*** Extracted data ***

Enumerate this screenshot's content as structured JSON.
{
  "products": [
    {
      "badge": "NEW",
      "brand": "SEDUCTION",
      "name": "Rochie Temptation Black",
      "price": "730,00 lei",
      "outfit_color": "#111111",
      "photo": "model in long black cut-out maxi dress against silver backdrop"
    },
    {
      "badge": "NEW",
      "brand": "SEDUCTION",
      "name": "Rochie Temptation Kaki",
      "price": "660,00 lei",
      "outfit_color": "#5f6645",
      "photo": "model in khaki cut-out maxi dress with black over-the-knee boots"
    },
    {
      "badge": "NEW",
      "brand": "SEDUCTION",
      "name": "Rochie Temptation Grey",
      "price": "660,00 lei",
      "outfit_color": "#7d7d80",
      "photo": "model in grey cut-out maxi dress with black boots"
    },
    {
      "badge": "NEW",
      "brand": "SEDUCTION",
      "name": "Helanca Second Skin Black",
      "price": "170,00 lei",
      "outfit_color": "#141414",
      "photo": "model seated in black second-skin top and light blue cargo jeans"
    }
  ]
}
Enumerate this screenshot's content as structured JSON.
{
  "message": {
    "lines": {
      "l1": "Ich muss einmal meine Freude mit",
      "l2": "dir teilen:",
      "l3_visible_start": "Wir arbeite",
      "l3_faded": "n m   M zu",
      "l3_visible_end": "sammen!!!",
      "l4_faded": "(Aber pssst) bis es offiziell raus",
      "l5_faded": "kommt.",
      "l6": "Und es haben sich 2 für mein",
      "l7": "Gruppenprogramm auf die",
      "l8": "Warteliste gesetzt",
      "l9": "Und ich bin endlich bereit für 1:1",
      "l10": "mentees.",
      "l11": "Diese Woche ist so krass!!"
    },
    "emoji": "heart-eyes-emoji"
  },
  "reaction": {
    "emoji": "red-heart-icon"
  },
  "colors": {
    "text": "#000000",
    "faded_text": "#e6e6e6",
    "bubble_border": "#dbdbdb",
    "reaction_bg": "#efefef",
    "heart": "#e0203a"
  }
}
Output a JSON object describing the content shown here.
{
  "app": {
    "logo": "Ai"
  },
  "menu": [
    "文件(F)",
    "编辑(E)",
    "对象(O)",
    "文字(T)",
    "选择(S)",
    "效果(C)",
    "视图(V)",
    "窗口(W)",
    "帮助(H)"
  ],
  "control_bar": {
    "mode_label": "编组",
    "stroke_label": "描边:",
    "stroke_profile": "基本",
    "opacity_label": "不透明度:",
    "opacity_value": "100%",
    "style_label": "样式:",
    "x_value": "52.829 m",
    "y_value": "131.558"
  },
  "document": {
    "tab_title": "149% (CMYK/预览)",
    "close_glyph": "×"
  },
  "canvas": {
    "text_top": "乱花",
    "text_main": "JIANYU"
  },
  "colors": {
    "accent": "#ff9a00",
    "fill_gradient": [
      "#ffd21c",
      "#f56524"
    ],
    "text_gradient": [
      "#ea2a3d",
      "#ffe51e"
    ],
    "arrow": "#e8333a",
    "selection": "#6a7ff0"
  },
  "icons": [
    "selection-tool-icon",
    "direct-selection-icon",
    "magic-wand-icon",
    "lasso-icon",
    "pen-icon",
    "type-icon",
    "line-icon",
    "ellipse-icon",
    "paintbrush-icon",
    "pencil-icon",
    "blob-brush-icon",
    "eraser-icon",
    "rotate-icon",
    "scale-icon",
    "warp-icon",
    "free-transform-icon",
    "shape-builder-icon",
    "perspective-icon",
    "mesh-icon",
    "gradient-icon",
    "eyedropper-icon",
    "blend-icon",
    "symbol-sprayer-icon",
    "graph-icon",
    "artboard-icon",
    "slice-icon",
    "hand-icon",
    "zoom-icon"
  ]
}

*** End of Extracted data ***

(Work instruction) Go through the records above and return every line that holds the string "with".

(Written solution)
      "photo": "model in khaki cut-out maxi dress with black over-the-knee boots"
      "photo": "model in grey cut-out maxi dress with black boots"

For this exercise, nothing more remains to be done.